TASK PROMPT
Copy each line of the data below with the word "stock".

********

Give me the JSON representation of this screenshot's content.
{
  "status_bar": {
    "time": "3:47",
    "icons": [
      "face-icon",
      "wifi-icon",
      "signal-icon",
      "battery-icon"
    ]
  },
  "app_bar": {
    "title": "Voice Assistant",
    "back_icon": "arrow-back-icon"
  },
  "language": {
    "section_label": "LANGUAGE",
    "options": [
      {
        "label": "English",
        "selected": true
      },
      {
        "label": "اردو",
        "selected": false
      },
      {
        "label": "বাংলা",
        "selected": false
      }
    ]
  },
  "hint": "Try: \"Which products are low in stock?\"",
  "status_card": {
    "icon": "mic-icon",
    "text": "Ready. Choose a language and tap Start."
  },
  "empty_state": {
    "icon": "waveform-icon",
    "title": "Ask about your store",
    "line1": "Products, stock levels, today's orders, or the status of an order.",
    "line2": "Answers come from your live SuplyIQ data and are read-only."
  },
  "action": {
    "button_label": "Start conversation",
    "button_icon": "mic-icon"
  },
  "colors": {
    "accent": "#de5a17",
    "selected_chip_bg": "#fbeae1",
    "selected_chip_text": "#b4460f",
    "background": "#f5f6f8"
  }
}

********

ANSWER FOR THE TASK
  "hint": "Try: \"Which products are low in stock?\"",
    "line1": "Products, stock levels, today's orders, or the status of an order.",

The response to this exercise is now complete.